Another interesting aspect is choosing a learner. Should one opt for a humble algorithm or an exotic one? It is almost counter-intuitive to think that a more sophisticated algorithm does not always outperform a relatively simple algorithm. This case study highlights an example of such a case, and this experiment illustrates the effect that the number of neurons and layers in a neural network has on an emotion classification task.
As the cost of database creation is reduced dramatically, what new tasks are made possible for us to solve next?
With the cost per label reduced, does that mean that MT is threatening the development of an unsupervised method? This is highly debatable. How about active learning? Does MT provide an inexpensive way to allow innovation in algorithm designs, experiment designs or even human computer interaction / human factors alike? Supervised machine learning is a data-driven research; how will this data annotation method transform these areas of study?

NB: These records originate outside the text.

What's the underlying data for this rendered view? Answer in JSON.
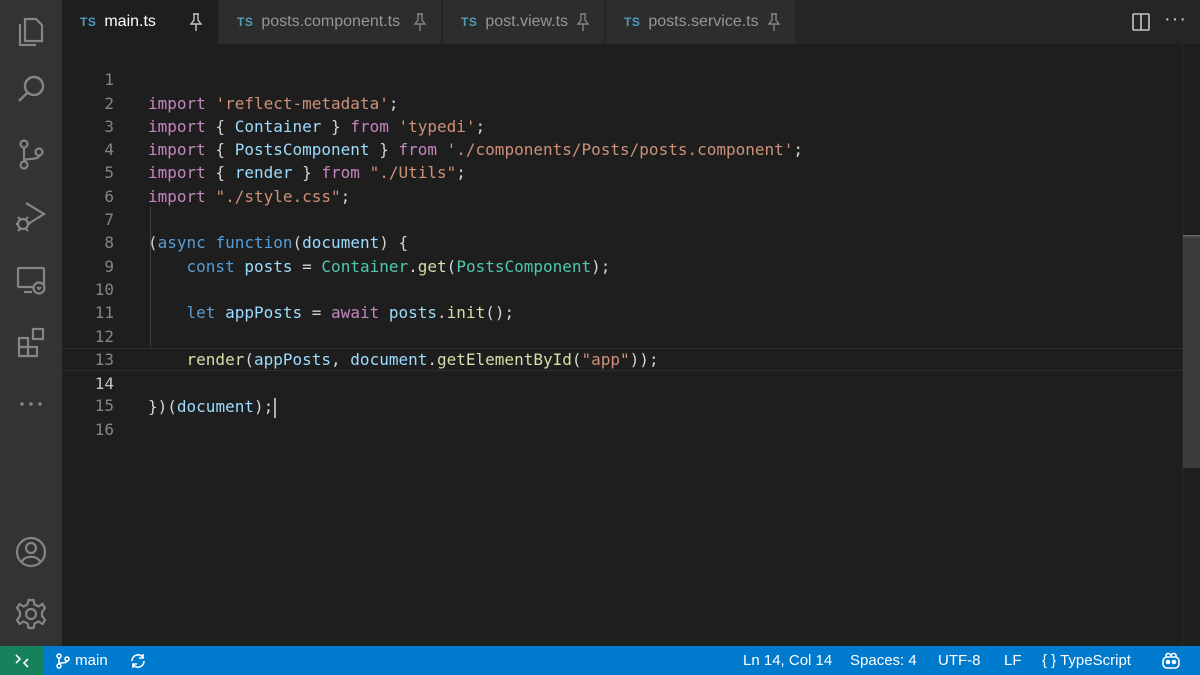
{
  "activity_bar": {
    "items": [
      {
        "icon": "explorer-icon"
      },
      {
        "icon": "search-icon"
      },
      {
        "icon": "source-control-icon"
      },
      {
        "icon": "run-debug-icon"
      },
      {
        "icon": "remote-explorer-icon"
      },
      {
        "icon": "extensions-icon"
      },
      {
        "icon": "more-icon"
      }
    ],
    "bottom": [
      {
        "icon": "account-icon"
      },
      {
        "icon": "settings-gear-icon"
      }
    ]
  },
  "tabs": [
    {
      "lang": "TS",
      "label": "main.ts",
      "active": true
    },
    {
      "lang": "TS",
      "label": "posts.component.ts",
      "active": false
    },
    {
      "lang": "TS",
      "label": "post.view.ts",
      "active": false
    },
    {
      "lang": "TS",
      "label": "posts.service.ts",
      "active": false
    }
  ],
  "editor": {
    "line_numbers": [
      "1",
      "2",
      "3",
      "4",
      "5",
      "6",
      "7",
      "8",
      "9",
      "10",
      "11",
      "12",
      "13",
      "14",
      "15",
      "16"
    ],
    "current_line": 14
  },
  "code": {
    "l1": {
      "import": "import",
      "str": "'reflect-metadata'",
      "end": ";"
    },
    "l2": {
      "import": "import",
      "open": " { ",
      "name": "Container",
      "close": " } ",
      "from": "from",
      "str": "'typedi'",
      "end": ";"
    },
    "l3": {
      "import": "import",
      "open": " { ",
      "name": "PostsComponent",
      "close": " } ",
      "from": "from",
      "str": "'./components/Posts/posts.component'",
      "end": ";"
    },
    "l4": {
      "import": "import",
      "open": " { ",
      "name": "render",
      "close": " } ",
      "from": "from",
      "str": "\"./Utils\"",
      "end": ";"
    },
    "l5": {
      "import": "import",
      "str": "\"./style.css\"",
      "end": ";"
    },
    "l7": {
      "paren": "(",
      "async": "async",
      "function": "function",
      "open": "(",
      "param": "document",
      "close": ") {"
    },
    "l8": {
      "const": "const",
      "var": "posts",
      "eq": " = ",
      "cls": "Container",
      "dot": ".",
      "fn": "get",
      "open": "(",
      "arg": "PostsComponent",
      "close": ");"
    },
    "l10": {
      "let": "let",
      "var": "appPosts",
      "eq": " = ",
      "await": "await",
      "obj": "posts",
      "dot": ".",
      "fn": "init",
      "close": "();"
    },
    "l12": {
      "fn": "render",
      "open": "(",
      "arg1": "appPosts",
      "comma": ", ",
      "obj": "document",
      "dot": ".",
      "fn2": "getElementById",
      "open2": "(",
      "str": "\"app\"",
      "close": "));"
    },
    "l14": {
      "close": "})(",
      "arg": "document",
      "end": ");"
    }
  },
  "statusbar": {
    "branch": "main",
    "position": "Ln 14, Col 14",
    "spaces": "Spaces: 4",
    "encoding": "UTF-8",
    "eol": "LF",
    "language_icon": "{ }",
    "language": "TypeScript"
  }
}
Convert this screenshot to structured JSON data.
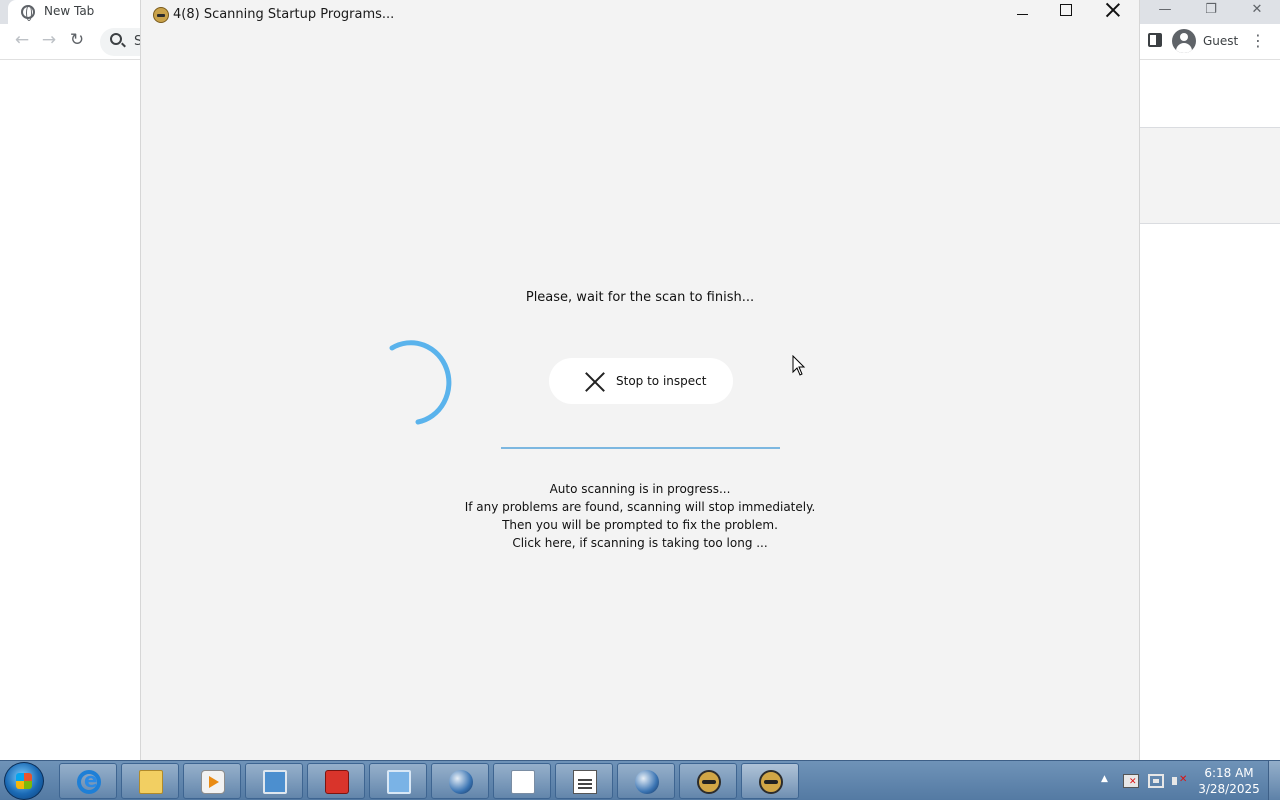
{
  "browser": {
    "tab_title": "New Tab",
    "omnibox_text": "S",
    "profile_label": "Guest",
    "minimize_glyph": "—",
    "restore_glyph": "❐",
    "close_glyph": "✕",
    "back_glyph": "←",
    "forward_glyph": "→",
    "reload_glyph": "↻",
    "menu_glyph": "⋮"
  },
  "dialog": {
    "title": "4(8) Scanning Startup Programs...",
    "wait_message": "Please, wait for the scan to finish...",
    "stop_button_label": "Stop to inspect",
    "info_lines": [
      "Auto scanning is in progress...",
      "If any problems are found, scanning will stop immediately.",
      "Then you will be prompted to fix the problem.",
      "Click here, if scanning is taking too long ..."
    ],
    "spinner_color": "#5ab3ec",
    "progress_color": "#7cb7e0"
  },
  "taskbar": {
    "items": [
      "internet-explorer-icon",
      "file-explorer-icon",
      "media-player-icon",
      "monitor-icon",
      "toolbox-icon",
      "remote-desktop-icon",
      "globe-icon",
      "document-icon",
      "text-editor-icon",
      "scanner-app-icon",
      "scanner-app-active-icon"
    ],
    "clock_time": "6:18 AM",
    "clock_date": "3/28/2025",
    "tray_arrow": "▲"
  }
}
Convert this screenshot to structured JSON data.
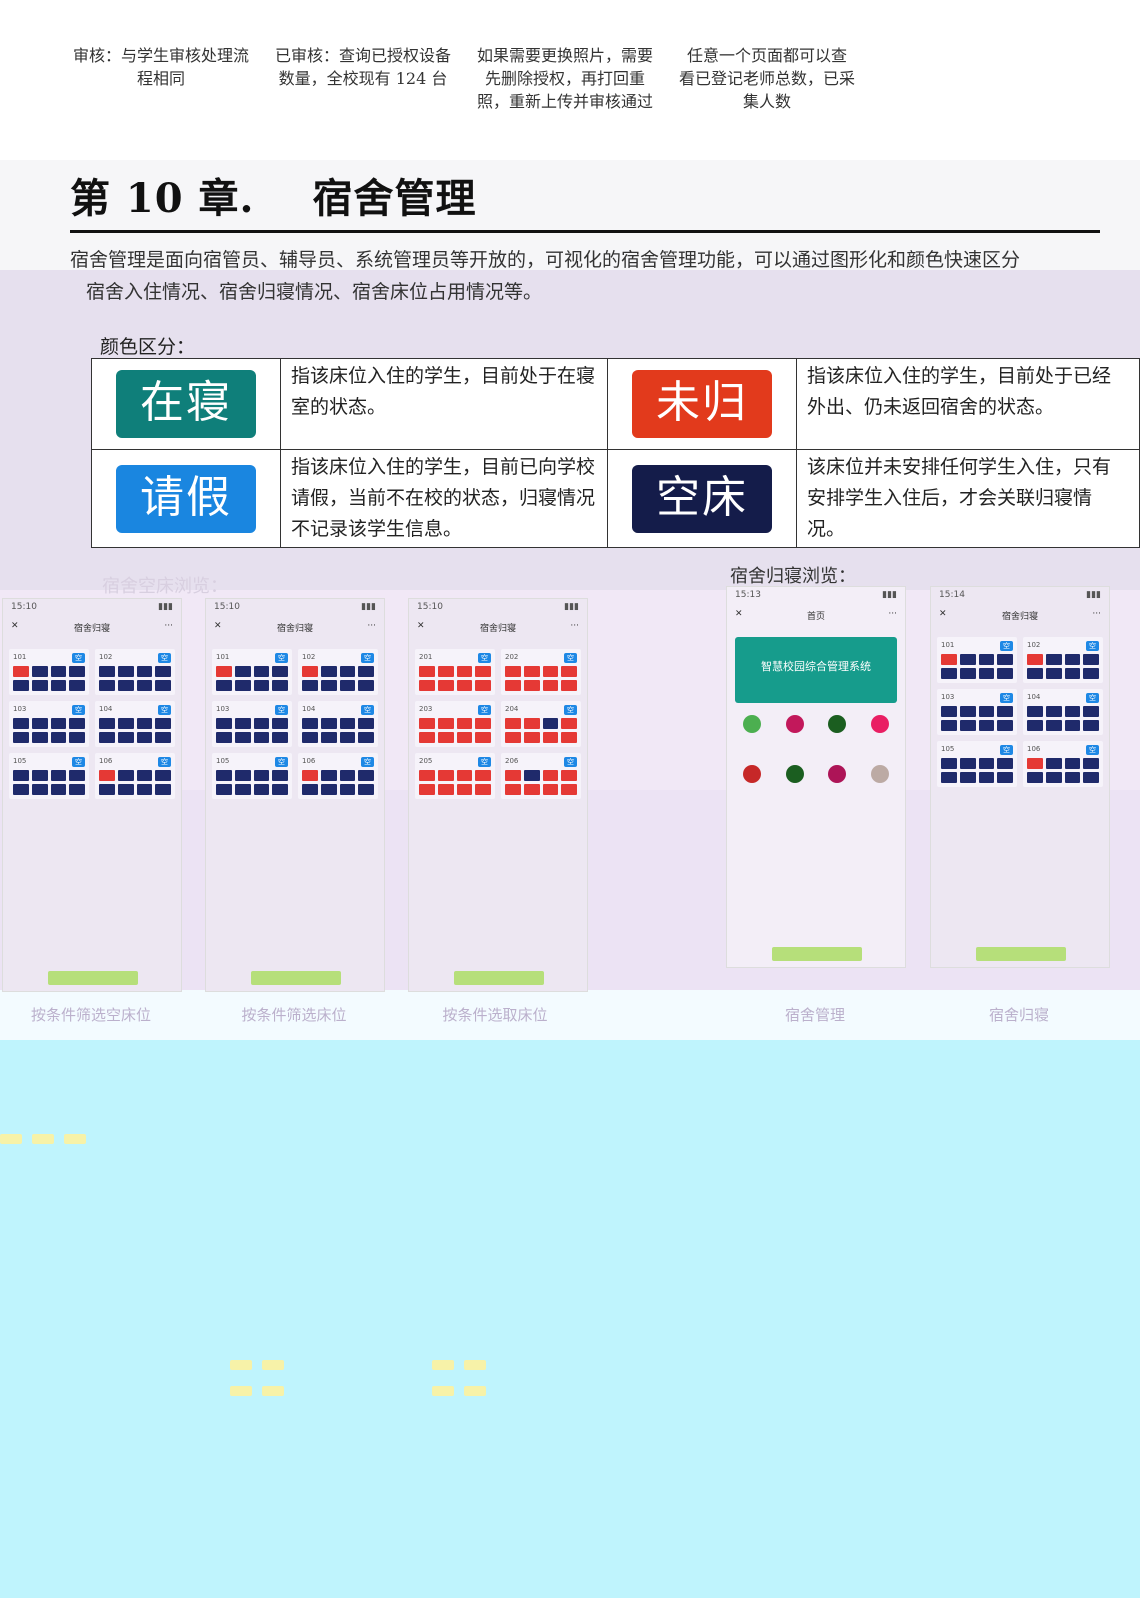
{
  "top_captions": [
    {
      "line1": "审核：与学生审核处理流",
      "line2": "程相同",
      "line3": ""
    },
    {
      "line1": "已审核：查询已授权设备",
      "line2": "数量，全校现有 124 台",
      "line3": ""
    },
    {
      "line1": "如果需要更换照片，需要",
      "line2": "先删除授权，再打回重",
      "line3": "照，重新上传并审核通过"
    },
    {
      "line1": "任意一个页面都可以查",
      "line2": "看已登记老师总数，已采",
      "line3": "集人数"
    }
  ],
  "chapter": {
    "number": "第 10 章.",
    "title": "宿舍管理"
  },
  "intro": {
    "line1": "宿舍管理是面向宿管员、辅导员、系统管理员等开放的，可视化的宿舍管理功能，可以通过图形化和颜色快速区分",
    "line2": "宿舍入住情况、宿舍归寝情况、宿舍床位占用情况等。"
  },
  "color_label": "颜色区分：",
  "legend": [
    {
      "tag": "在寝",
      "color": "#0f7f7a",
      "desc": "指该床位入住的学生，目前处于在寝室的状态。"
    },
    {
      "tag": "未归",
      "color": "#e23a1c",
      "desc": "指该床位入住的学生，目前处于已经外出、仍未返回宿舍的状态。"
    },
    {
      "tag": "请假",
      "color": "#1a86e0",
      "desc": "指该床位入住的学生，目前已向学校请假，当前不在校的状态，归寝情况不记录该学生信息。"
    },
    {
      "tag": "空床",
      "color": "#141c4a",
      "desc": "该床位并未安排任何学生入住，只有安排学生入住后，才会关联归寝情况。"
    }
  ],
  "section_labels": {
    "left": "宿舍空床浏览：",
    "right": "宿舍归寝浏览："
  },
  "phones": [
    {
      "title": "宿舍归寝",
      "time": "15:10"
    },
    {
      "title": "宿舍归寝",
      "time": "15:10"
    },
    {
      "title": "宿舍归寝",
      "time": "15:10"
    },
    {
      "title": "首页",
      "time": "15:13",
      "banner": "智慧校园综合管理系统"
    },
    {
      "title": "宿舍归寝",
      "time": "15:14"
    }
  ],
  "phone_captions": [
    "按条件筛选空床位",
    "按条件筛选床位",
    "按条件选取床位",
    "宿舍管理",
    "宿舍归寝"
  ]
}
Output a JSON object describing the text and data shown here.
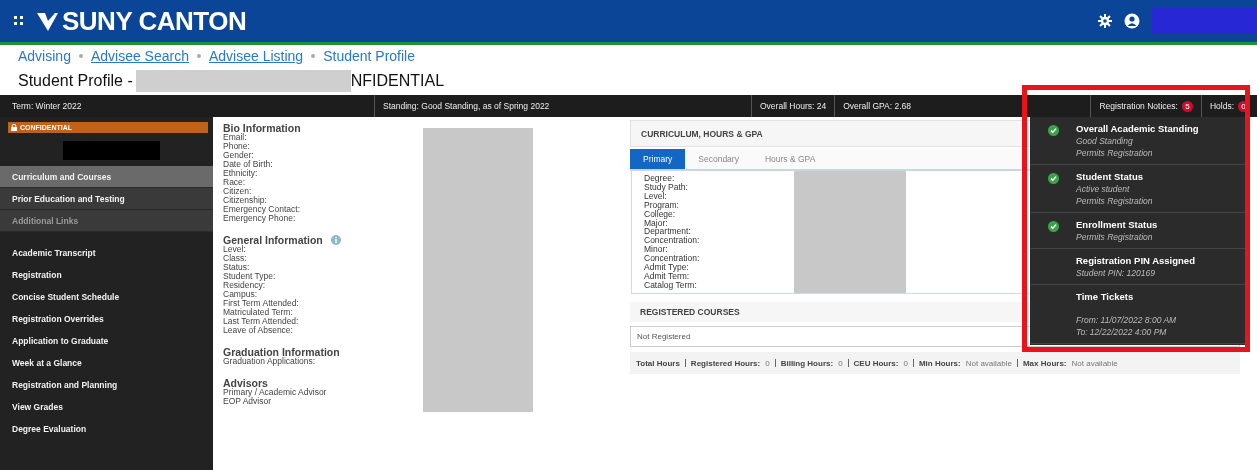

This has also unintentionally created a new type of meta data; profiles of Turkers. Will this new source of information drive culturally-specific research and innovative applications? Since it is cheap to create a database, that would also mean that multiple languages can be studied simultaneously. That itself would accelerate the advancement of NLP at a speed that has not yet been possible.
Quality assurance will probably be one of the most challenging issues. One interesting question exists; when the noise in the data increases with the size of the data, how can we use this fact to draw out insights from our algorithms? Will that help to push for robustness? How about attracting enough Turkers to complete our desired amount of HITs? How do we incent them? How do we calculate the optimum price that is attractive? How do we then hinder cheating behavior? How do we design a neat and clear HIT?
Microsoft internal machine learning toolkit.
|Learner type||Neural Network|
|Number of output nodes||5|
|Loss function||Cross entropy|
|Number of nodes for each hidden layer||5, 25, 125|
|Maximum number of training iterations||100|
|Optimization Algorithm||Stochastic gradient descent|
|Early stopping rule||Loss in generality (stops when the score degrades 5 times in a row)|
|Pre-training||True for 2 or more hidden layers|
Full results can be found at https://github.com/ryubidragonfire/Emotion
- Paul Ekman. 1993. Facial expression and emotion. American Psychologist, 48(4), 384–392.
- Rachael E. Jack, Oliver G.B. Garrod, Philippe G. Schyns , “Dynamic Facial Expressions of Emotion Transmit an Evolving Hierarchy of Signals over Time.” Current Biology, Volume 24, Issue 2, p187–192, 20 January 2014.
- Walaa Medhat, Ahmed Hassan, and Hoda Korashy. “Sentiment Analysis Algorithms and Applications: A Survey.” Ain Shams Engineering Journal, issue 5, p1093-1113, 2014
- http://nlp.cs.swarthmore.edu/semeval/tasks/task14/description.shtml (referred on 15 Aug 2015)
- Callison-Burch, Chris. “Fast, cheap, and creative: evaluating translation quality using Amazon’s Mechanical Turk.” Proceedings of the 2009 Conference on Empirical Methods in Natural Language Processing: Volume 1-Volume 1. Association for Computational Linguistics, 2009.
- Callison-Burch, Chris, and Mark Dredze. “Creating speech and language data with Amazon’s Mechanical Turk.” Proceedings of the NAACL HLT 2010 Workshop on Creating Speech and Language Data with Amazon’s Mechanical Turk. Association for Computational Linguistics, 2010.